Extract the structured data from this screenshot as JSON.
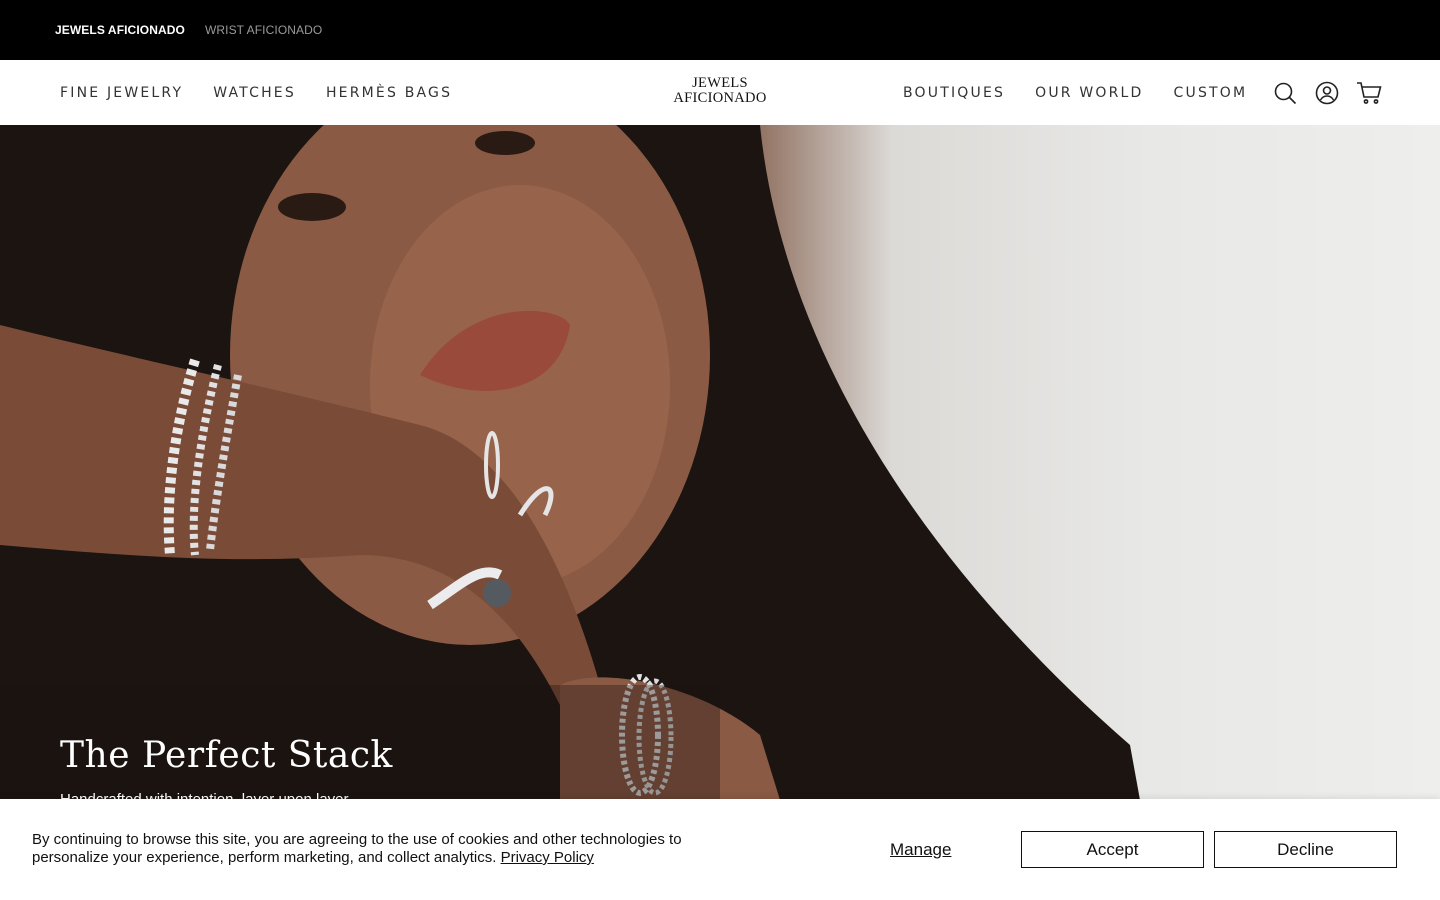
{
  "topbar": {
    "links": [
      {
        "label": "JEWELS AFICIONADO"
      },
      {
        "label": "WRIST AFICIONADO"
      }
    ]
  },
  "nav": {
    "left": [
      {
        "label": "FINE JEWELRY"
      },
      {
        "label": "WATCHES"
      },
      {
        "label": "HERMÈS BAGS"
      }
    ],
    "right": [
      {
        "label": "BOUTIQUES"
      },
      {
        "label": "OUR WORLD"
      },
      {
        "label": "CUSTOM"
      }
    ],
    "icons": [
      "search-icon",
      "account-icon",
      "cart-icon"
    ]
  },
  "logo": {
    "line1": "JEWELS",
    "line2": "AFICIONADO"
  },
  "hero": {
    "title": "The Perfect Stack",
    "subtitle": "Handcrafted with intention, layer upon layer"
  },
  "cookie": {
    "text": "By continuing to browse this site, you are agreeing to the use of cookies and other technologies to personalize your experience, perform marketing, and collect analytics.",
    "policy_link": "Privacy Policy",
    "manage_label": "Manage",
    "accept_label": "Accept",
    "decline_label": "Decline"
  },
  "colors": {
    "topbar_bg": "#000000",
    "text_dark": "#111111",
    "topbar_inactive": "#9a9a9a"
  }
}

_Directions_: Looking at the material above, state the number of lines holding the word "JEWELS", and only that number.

_Written solution_: 2